Interface dataset entries
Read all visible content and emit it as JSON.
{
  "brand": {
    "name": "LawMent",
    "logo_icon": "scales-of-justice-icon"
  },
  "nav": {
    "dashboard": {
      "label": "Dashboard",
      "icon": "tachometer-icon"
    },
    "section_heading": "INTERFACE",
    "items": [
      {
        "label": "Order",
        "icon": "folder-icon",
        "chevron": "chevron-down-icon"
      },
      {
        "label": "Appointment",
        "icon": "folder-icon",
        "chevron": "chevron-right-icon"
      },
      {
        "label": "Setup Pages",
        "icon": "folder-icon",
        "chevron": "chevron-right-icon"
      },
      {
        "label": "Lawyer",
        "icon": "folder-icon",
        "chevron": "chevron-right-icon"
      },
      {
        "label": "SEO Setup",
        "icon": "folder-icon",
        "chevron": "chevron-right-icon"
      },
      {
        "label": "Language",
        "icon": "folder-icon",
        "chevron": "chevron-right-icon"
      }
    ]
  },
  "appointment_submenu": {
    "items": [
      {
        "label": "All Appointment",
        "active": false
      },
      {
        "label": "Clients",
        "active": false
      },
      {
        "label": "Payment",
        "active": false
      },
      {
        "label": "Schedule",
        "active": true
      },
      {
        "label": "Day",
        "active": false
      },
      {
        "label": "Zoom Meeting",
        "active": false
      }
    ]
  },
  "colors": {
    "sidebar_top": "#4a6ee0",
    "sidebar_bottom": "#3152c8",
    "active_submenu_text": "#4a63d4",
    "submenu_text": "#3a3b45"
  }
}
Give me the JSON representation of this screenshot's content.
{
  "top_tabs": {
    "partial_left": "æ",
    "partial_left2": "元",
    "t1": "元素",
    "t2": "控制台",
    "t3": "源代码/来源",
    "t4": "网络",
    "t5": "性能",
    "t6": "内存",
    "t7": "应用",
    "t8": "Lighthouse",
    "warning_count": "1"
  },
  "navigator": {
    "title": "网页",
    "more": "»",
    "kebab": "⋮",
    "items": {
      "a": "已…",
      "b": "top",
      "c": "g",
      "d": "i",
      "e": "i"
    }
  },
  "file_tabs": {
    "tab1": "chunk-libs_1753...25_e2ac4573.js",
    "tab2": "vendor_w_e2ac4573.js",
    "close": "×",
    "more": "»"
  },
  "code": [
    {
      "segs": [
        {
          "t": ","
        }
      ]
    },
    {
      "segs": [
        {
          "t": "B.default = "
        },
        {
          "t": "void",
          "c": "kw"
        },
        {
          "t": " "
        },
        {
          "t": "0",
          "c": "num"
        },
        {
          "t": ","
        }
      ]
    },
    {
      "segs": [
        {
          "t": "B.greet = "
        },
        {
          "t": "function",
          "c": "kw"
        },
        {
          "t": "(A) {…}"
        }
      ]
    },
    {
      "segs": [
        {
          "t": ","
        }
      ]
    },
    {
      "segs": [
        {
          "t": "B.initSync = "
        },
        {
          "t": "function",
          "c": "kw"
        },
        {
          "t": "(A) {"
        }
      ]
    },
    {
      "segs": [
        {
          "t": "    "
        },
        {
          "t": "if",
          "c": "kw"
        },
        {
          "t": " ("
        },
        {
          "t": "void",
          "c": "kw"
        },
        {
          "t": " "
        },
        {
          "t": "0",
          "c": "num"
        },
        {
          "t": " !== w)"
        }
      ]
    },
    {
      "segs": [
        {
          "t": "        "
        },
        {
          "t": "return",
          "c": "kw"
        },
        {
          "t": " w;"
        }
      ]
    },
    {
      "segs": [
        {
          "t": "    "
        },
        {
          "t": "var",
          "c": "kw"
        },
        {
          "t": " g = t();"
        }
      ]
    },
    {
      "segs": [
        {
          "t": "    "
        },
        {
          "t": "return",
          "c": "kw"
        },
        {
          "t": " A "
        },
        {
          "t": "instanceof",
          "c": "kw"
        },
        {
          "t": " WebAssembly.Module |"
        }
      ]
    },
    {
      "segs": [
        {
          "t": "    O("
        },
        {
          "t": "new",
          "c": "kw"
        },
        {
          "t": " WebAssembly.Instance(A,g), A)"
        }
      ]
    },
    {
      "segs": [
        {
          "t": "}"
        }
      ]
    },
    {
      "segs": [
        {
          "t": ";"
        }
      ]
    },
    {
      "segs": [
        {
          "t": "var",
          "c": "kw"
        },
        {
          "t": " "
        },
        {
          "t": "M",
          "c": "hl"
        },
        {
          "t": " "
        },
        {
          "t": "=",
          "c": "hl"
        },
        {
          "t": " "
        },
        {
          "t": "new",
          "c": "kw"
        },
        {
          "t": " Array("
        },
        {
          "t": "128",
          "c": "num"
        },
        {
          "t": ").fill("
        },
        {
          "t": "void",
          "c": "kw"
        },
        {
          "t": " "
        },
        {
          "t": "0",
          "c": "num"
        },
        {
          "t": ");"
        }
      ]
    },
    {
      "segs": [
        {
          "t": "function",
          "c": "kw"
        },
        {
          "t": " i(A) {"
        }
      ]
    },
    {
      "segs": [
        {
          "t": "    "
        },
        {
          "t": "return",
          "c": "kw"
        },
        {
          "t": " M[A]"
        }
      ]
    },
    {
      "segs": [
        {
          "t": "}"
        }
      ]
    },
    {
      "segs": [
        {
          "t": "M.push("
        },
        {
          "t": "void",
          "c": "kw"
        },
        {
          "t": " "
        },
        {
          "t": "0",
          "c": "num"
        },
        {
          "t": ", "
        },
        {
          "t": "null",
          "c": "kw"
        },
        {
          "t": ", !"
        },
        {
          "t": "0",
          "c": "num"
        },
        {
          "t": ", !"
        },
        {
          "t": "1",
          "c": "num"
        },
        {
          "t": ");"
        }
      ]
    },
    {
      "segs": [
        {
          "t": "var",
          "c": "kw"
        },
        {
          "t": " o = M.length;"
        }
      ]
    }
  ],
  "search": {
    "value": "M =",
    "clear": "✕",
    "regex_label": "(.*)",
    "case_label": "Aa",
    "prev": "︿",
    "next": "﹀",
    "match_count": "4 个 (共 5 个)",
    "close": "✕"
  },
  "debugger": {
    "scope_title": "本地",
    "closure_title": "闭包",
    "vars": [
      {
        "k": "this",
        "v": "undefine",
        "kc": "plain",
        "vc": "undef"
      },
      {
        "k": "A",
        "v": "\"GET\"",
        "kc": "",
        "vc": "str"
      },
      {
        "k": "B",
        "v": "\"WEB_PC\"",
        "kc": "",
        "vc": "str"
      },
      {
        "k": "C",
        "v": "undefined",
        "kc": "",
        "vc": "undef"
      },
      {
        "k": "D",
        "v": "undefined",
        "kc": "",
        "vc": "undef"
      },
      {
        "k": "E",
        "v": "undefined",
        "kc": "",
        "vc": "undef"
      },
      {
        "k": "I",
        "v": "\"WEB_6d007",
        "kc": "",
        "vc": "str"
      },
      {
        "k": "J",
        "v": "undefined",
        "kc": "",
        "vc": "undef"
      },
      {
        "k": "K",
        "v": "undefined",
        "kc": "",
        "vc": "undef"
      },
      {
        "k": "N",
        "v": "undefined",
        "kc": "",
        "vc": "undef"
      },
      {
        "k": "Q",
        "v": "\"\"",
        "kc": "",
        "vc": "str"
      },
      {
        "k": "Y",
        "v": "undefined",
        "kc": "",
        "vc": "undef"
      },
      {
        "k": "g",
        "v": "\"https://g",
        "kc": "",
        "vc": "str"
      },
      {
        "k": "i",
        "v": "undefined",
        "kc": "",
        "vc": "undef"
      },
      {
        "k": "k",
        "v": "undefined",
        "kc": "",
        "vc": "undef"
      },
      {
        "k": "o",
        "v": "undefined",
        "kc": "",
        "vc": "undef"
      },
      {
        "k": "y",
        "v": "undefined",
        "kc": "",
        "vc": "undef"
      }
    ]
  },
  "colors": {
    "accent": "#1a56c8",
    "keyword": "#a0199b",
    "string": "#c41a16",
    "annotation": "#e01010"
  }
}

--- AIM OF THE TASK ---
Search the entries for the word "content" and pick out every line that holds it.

--- WRITTEN RESPONSE ---
Read all visible content and emit it as JSON.
Give me the JSON representation of this screenshot's content.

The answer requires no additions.